Could you repeat the listing exactly, leaving out the pictures?

* **Information given**:
*** Begin section ***
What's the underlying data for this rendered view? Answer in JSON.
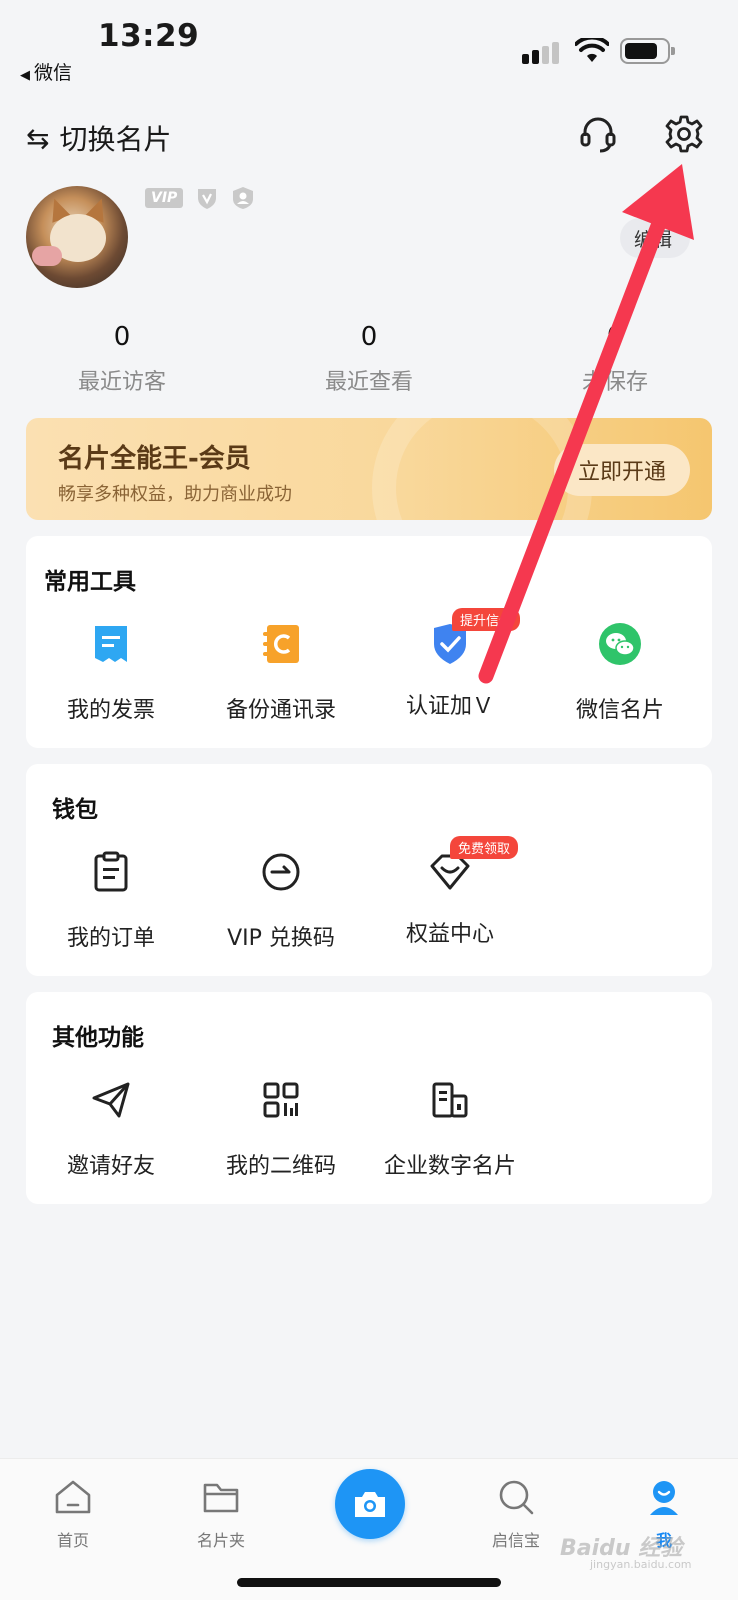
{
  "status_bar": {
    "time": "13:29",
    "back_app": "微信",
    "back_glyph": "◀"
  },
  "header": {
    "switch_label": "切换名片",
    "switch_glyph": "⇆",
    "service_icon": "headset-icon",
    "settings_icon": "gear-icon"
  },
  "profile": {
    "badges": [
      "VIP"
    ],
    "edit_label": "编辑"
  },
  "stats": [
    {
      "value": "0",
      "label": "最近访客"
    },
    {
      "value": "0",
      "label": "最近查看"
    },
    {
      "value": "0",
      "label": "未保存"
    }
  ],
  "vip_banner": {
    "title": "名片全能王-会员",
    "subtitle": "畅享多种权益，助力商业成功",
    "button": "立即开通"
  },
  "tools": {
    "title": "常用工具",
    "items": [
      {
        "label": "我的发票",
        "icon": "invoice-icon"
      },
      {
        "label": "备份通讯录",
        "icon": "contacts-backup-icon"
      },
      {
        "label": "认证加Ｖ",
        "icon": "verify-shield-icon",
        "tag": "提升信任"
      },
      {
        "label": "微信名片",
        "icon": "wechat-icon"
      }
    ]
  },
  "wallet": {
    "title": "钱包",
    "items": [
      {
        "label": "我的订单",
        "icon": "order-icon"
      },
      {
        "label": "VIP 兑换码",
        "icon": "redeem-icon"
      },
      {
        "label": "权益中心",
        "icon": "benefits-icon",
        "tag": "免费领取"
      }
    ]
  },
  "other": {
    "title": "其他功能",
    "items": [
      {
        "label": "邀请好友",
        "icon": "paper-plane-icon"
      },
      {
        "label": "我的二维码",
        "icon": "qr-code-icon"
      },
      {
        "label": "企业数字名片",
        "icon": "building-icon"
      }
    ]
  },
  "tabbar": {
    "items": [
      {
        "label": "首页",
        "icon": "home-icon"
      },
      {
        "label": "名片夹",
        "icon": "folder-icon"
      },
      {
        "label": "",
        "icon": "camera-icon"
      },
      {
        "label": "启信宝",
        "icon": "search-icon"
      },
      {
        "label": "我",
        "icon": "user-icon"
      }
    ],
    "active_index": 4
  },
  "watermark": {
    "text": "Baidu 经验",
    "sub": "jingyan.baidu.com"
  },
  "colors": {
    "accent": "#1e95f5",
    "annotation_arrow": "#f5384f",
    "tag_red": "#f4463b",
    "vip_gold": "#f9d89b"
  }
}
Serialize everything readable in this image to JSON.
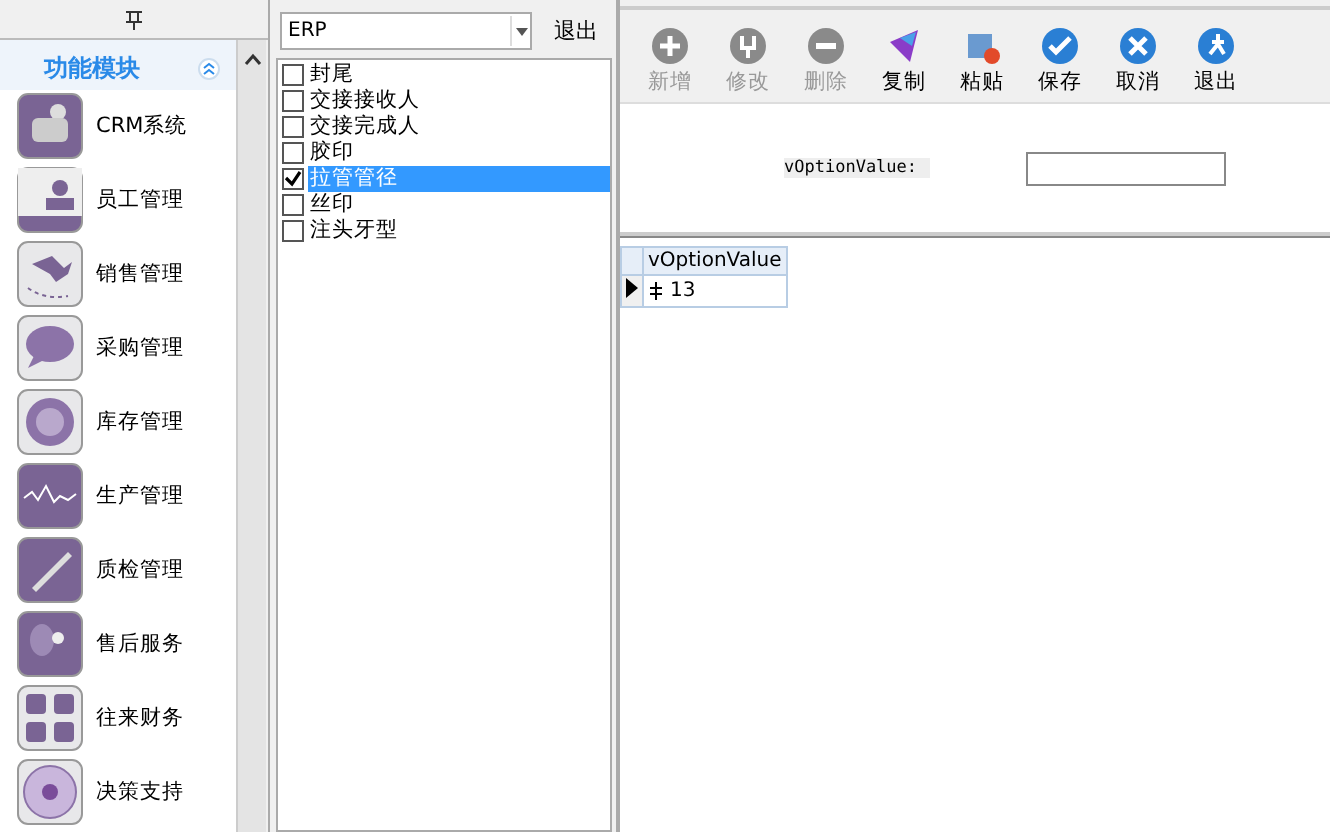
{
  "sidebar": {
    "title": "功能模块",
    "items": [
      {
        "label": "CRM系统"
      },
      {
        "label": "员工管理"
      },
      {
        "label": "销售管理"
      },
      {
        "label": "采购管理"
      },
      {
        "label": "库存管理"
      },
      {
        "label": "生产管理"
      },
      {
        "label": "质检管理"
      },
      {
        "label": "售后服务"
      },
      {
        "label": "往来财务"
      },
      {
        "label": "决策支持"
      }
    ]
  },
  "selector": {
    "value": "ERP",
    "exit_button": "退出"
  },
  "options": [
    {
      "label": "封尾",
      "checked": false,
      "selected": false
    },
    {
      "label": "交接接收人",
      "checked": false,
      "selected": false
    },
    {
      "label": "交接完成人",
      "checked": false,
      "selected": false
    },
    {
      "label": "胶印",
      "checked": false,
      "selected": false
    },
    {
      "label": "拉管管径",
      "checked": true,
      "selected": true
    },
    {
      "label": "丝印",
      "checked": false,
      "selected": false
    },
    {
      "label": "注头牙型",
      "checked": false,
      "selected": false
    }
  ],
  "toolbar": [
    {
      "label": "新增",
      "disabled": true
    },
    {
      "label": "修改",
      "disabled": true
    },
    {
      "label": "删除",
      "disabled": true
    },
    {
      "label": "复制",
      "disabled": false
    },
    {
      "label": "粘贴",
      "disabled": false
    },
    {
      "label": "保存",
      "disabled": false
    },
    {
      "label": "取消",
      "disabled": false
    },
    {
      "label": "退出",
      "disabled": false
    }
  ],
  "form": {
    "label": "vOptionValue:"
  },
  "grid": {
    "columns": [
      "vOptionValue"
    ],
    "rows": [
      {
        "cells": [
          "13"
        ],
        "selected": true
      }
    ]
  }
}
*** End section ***
* **Output of the task**:
What's the underlying data for this rendered view? Answer in JSON.
{
  "status_bar": {
    "time": "13:29",
    "back_app": "微信",
    "back_glyph": "◀"
  },
  "header": {
    "switch_label": "切换名片",
    "switch_glyph": "⇆",
    "service_icon": "headset-icon",
    "settings_icon": "gear-icon"
  },
  "profile": {
    "badges": [
      "VIP"
    ],
    "edit_label": "编辑"
  },
  "stats": [
    {
      "value": "0",
      "label": "最近访客"
    },
    {
      "value": "0",
      "label": "最近查看"
    },
    {
      "value": "0",
      "label": "未保存"
    }
  ],
  "vip_banner": {
    "title": "名片全能王-会员",
    "subtitle": "畅享多种权益，助力商业成功",
    "button": "立即开通"
  },
  "tools": {
    "title": "常用工具",
    "items": [
      {
        "label": "我的发票",
        "icon": "invoice-icon"
      },
      {
        "label": "备份通讯录",
        "icon": "contacts-backup-icon"
      },
      {
        "label": "认证加Ｖ",
        "icon": "verify-shield-icon",
        "tag": "提升信任"
      },
      {
        "label": "微信名片",
        "icon": "wechat-icon"
      }
    ]
  },
  "wallet": {
    "title": "钱包",
    "items": [
      {
        "label": "我的订单",
        "icon": "order-icon"
      },
      {
        "label": "VIP 兑换码",
        "icon": "redeem-icon"
      },
      {
        "label": "权益中心",
        "icon": "benefits-icon",
        "tag": "免费领取"
      }
    ]
  },
  "other": {
    "title": "其他功能",
    "items": [
      {
        "label": "邀请好友",
        "icon": "paper-plane-icon"
      },
      {
        "label": "我的二维码",
        "icon": "qr-code-icon"
      },
      {
        "label": "企业数字名片",
        "icon": "building-icon"
      }
    ]
  },
  "tabbar": {
    "items": [
      {
        "label": "首页",
        "icon": "home-icon"
      },
      {
        "label": "名片夹",
        "icon": "folder-icon"
      },
      {
        "label": "",
        "icon": "camera-icon"
      },
      {
        "label": "启信宝",
        "icon": "search-icon"
      },
      {
        "label": "我",
        "icon": "user-icon"
      }
    ],
    "active_index": 4
  },
  "watermark": {
    "text": "Baidu 经验",
    "sub": "jingyan.baidu.com"
  },
  "colors": {
    "accent": "#1e95f5",
    "annotation_arrow": "#f5384f",
    "tag_red": "#f4463b",
    "vip_gold": "#f9d89b"
  }
}
Serialize everything readable in this image to JSON.
{
  "sidebar": {
    "title": "功能模块",
    "items": [
      {
        "label": "CRM系统"
      },
      {
        "label": "员工管理"
      },
      {
        "label": "销售管理"
      },
      {
        "label": "采购管理"
      },
      {
        "label": "库存管理"
      },
      {
        "label": "生产管理"
      },
      {
        "label": "质检管理"
      },
      {
        "label": "售后服务"
      },
      {
        "label": "往来财务"
      },
      {
        "label": "决策支持"
      }
    ]
  },
  "selector": {
    "value": "ERP",
    "exit_button": "退出"
  },
  "options": [
    {
      "label": "封尾",
      "checked": false,
      "selected": false
    },
    {
      "label": "交接接收人",
      "checked": false,
      "selected": false
    },
    {
      "label": "交接完成人",
      "checked": false,
      "selected": false
    },
    {
      "label": "胶印",
      "checked": false,
      "selected": false
    },
    {
      "label": "拉管管径",
      "checked": true,
      "selected": true
    },
    {
      "label": "丝印",
      "checked": false,
      "selected": false
    },
    {
      "label": "注头牙型",
      "checked": false,
      "selected": false
    }
  ],
  "toolbar": [
    {
      "label": "新增",
      "disabled": true
    },
    {
      "label": "修改",
      "disabled": true
    },
    {
      "label": "删除",
      "disabled": true
    },
    {
      "label": "复制",
      "disabled": false
    },
    {
      "label": "粘贴",
      "disabled": false
    },
    {
      "label": "保存",
      "disabled": false
    },
    {
      "label": "取消",
      "disabled": false
    },
    {
      "label": "退出",
      "disabled": false
    }
  ],
  "form": {
    "label": "vOptionValue:"
  },
  "grid": {
    "columns": [
      "vOptionValue"
    ],
    "rows": [
      {
        "cells": [
          "13"
        ],
        "selected": true
      }
    ]
  }
}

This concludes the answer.